Pulling the trigger straight back is critical to an accurate shot but just as important is pulling the trigger smoothly and not ‘jerking’ the trigger pull. Your natural subconscious tendency will be to flinch when the trigger is pulled because you are expecting the ‘boom’. This flinch will cause you to move the handgun sights and probably miss your target. So another dry fire drill! Practice pulling the trigger smoothly and with uniform pressure so you don’t jerk the trigger. A common mistake many shooters make is they jerk the trigger when they think they have the sights aligned. Remember to aim for ‘center mass’ of your target and don’t have the mindset of aiming for a bulls eye shot. This will help you stop jerking the trigger when you think your sights are on target. You don’t want your trigger pull action to ‘pull’ the sights off the target.
The Sights – Front sight, Front sight, Front sight. Keeping your front sight on the target is the key to hitting the mark with a pistol. Align the front sight in the middle of the notch on the two rear sights and level with the rear sights but focus on the front sight and NOT the target. Your eyes should be focused like a laser on the front sight and your target should be blurry. Obtaining good pistol shot groupings is not possible until you learn to focus solely on the front sight.
In the 1950’s Jeff Cooper, a firearms instructor developed the “Modern Technique of the Pistol”. One of the elements of his technique is worth noting here and was called the “Flash Sight Picture”. This is how Wikipedia describes the method.
The Flash Sight Picture is a method of allowing the cognitive faculties of the shooter to align the target and the sights without the delay involved
in the conscious alignment of sights, as used when slow-firing a rifle at a distant target.

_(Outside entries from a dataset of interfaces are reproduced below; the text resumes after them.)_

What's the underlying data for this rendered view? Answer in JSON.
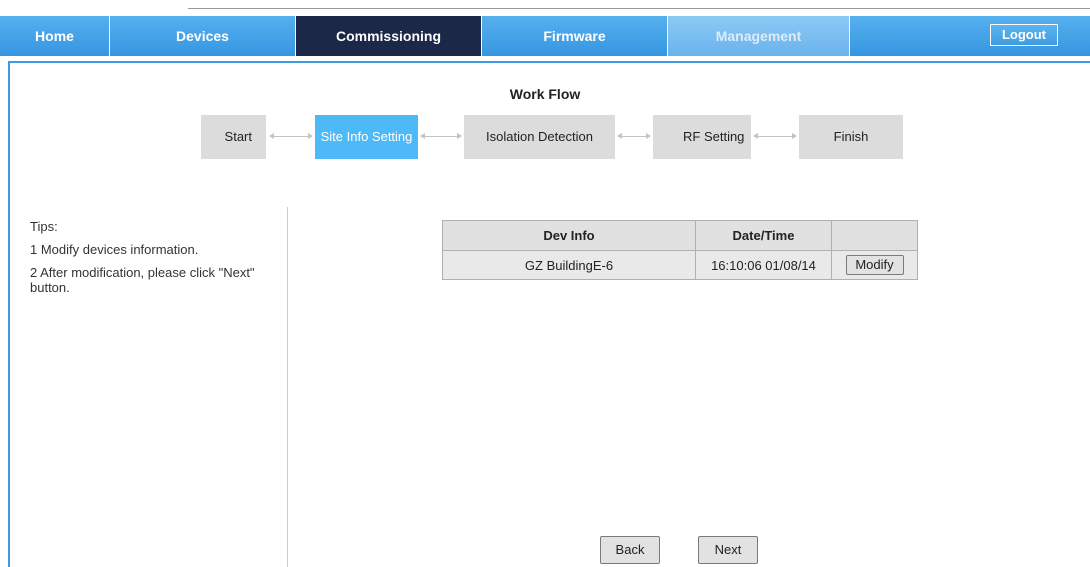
{
  "nav": {
    "tabs": [
      {
        "label": "Home"
      },
      {
        "label": "Devices"
      },
      {
        "label": "Commissioning"
      },
      {
        "label": "Firmware"
      },
      {
        "label": "Management"
      }
    ],
    "logout_label": "Logout",
    "active_tab": "Commissioning",
    "colors": {
      "bar": "#3f9be0",
      "active": "#1c2847",
      "current_step": "#4db9f6"
    }
  },
  "workflow": {
    "title": "Work Flow",
    "steps": [
      "Start",
      "Site Info Setting",
      "Isolation Detection",
      "RF Setting",
      "Finish"
    ],
    "current_step": "Site Info Setting"
  },
  "tips": {
    "heading": "Tips:",
    "items": [
      "1 Modify devices information.",
      "2 After modification, please click \"Next\" button."
    ]
  },
  "table": {
    "headers": [
      "Dev Info",
      "Date/Time",
      ""
    ],
    "rows": [
      {
        "dev_info": "GZ BuildingE-6",
        "datetime": "16:10:06 01/08/14",
        "action": "Modify"
      }
    ]
  },
  "buttons": {
    "back": "Back",
    "next": "Next"
  }
}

During a gunfight, waiting to align the sights is too slow. It is physically impossible for the human eye to focus simultaneously on the rear sight (nearest to one’s eye), the front sight (further away from one’s eye), and the relatively distant target at the same time. The muscles of the eye adjust to focus sight on one specific distance optimally at any one instant, so 3 different distances mean the shooter’s focus must hunt (muscular physical adjustments) between all three points of mental concentration. The greatest adjustment of focus (relatively more ocular muscle contraction) is required to view shorter distances, such as the gun’s rear sight. In the Modern Technique the shooter is taught to focus on the front-sight of the pistol and align it against the target, ignoring the rear sight for quicker aiming and minimal physical requirements. This prevents the focus of the eye from hunting between rear-sight, front-sight and target, wasting vital time in refocusing.
The technique is called ‘flash’ sight picture because the cognition is best able to perform this function when the target and front sight are presented quickly as a single image, in a ‘flash’, as if the shooter had just turned around to face a threat appearing from close by.
There is much to learn when taking on the responsibility of owning and using a firearm so don’t ever stop learning and practicing. Be safe out there!